If a fire, or some other type of disaster, happens while your car is in the restoration shop, and the shop failed to purchase the proper coverage, your personal automobile policy might respond under the physical damage section of your policy. Yes, the restoration shop can be sued for the damage but there is a good chance that if they failed to buy insurance to begin with it is more than likely that they don’t have enough money on hand to replace your car.
Hagerty Commercial Lines Specialist Michael Dorman explains: “During the time of loss, if your vehicle is in the care, custody, or control of another party such as a restoration shop, your claims representative can work with the shop in question to coordinate any possible shared claims responsibility.” That assumes that you kept the insurance on your car while it was being restored.
If you have your collector car insured and there is an incident your first call should be to your own insurance agent to get the claims process started. Let your insurance company work with the shop’s carrier on your behalf. Your insurance company should be your advocate in the case of a loss.
Direct Primary Coverage
Grundy Insurance is the largest insurer of restoration shops and custom car builders. They almost exclusively provide Direct Primary Coverage to the shops they insure. Jim Grundy points out though that in some states this type of coverage is not available. Also, since there is an additional charge for Direct Primary over Garage Keepers Legal Liability, some shops just don’t buy it.
So, what’s the difference between Direct Primary and Garage Keepers Liability? A Direct Primary policy covers vehicles in the care, custody and control of the shop regardless of the cause of loss. Garage Keepers Liability only responds if the garage is negligent.
If the garage burns down because a hot weld starts a fire after everyone has gone home, the shop’s insurance will pay out because in this scenario it’s assumed that the shop is negligent.
If lightning (or a tornado or earthquake) strikes the building and the garage is destroyed, the standard garage policy does not pay because lightning (or other natural disaster) is not the fault of the garage.
A Direct Primary policy would pay in either case – up to the policy limit. Most garages insured by standard carriers do not have Direct Primary coverage simply because insurance companies only offer it upon request and local agents may not understand the difference between the two forms of coverage.
You are well within your rights to ask your restoration shop for a Certificate of Insurance. Do not be embarrassed. Producing a Certificate of Insurance does not cost the restoration shop anything. All it takes, usually, is one call from the restoration shop to the insurance agent. This certificate will provide you with:
- Evidence of insurance
- The limits on the policy (does the shop have enough coverage?)
- Notification rights if the policy is cancelled
Don’t ever assume that your restorer has the appropriate coverage. It’s always best to have your own insurance coverage on your collector car while it’s being restored. At the very least you will then have an advocate for your financial loss.

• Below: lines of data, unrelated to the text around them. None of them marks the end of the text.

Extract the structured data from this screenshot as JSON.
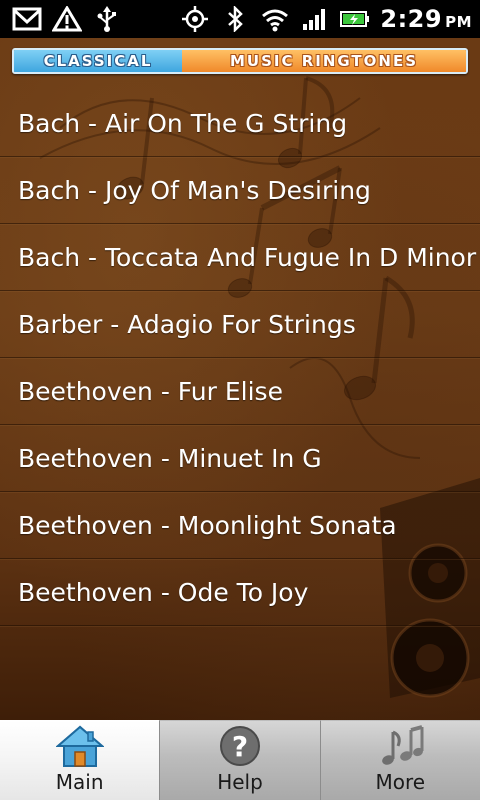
{
  "status_bar": {
    "time": "2:29",
    "ampm": "PM",
    "icons": [
      "gmail-icon",
      "warning-icon",
      "usb-icon",
      "gps-icon",
      "bluetooth-icon",
      "wifi-icon",
      "signal-icon",
      "battery-icon"
    ]
  },
  "banner": {
    "part1": "Classical",
    "part2": "Music Ringtones"
  },
  "ringtones": [
    "Bach - Air On The G String",
    "Bach - Joy Of Man's Desiring",
    "Bach - Toccata And Fugue In D Minor",
    "Barber - Adagio For Strings",
    "Beethoven - Fur Elise",
    "Beethoven - Minuet In G",
    "Beethoven - Moonlight Sonata",
    "Beethoven - Ode To Joy"
  ],
  "tabs": [
    {
      "label": "Main",
      "icon": "home-icon",
      "active": true
    },
    {
      "label": "Help",
      "icon": "help-icon",
      "active": false
    },
    {
      "label": "More",
      "icon": "music-notes-icon",
      "active": false
    }
  ],
  "colors": {
    "background": "#6a3a14",
    "banner_blue": "#3fa6df",
    "banner_orange": "#f0892a",
    "battery_green": "#3cc63c"
  }
}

As your car is being restored, the amount of money you have invested in this car increases. This means the value of car is higher than when you had it shipped to the restoration company. You not only need to keep detailed financial records but you need to periodically review the value of the car with your insurance agent. In the era of the $200,000 restoration, this is just being fiscally responsible.
National Corvette Museum Insurance
350 Corvette Drive
Bowling Green, KY 42101
400 Horsham Rd, Suite 150
Horsham PA 19044
Hagerty Insurance Agency, LLC
P.O. Box 1303
Traverse City, MI 49685-1303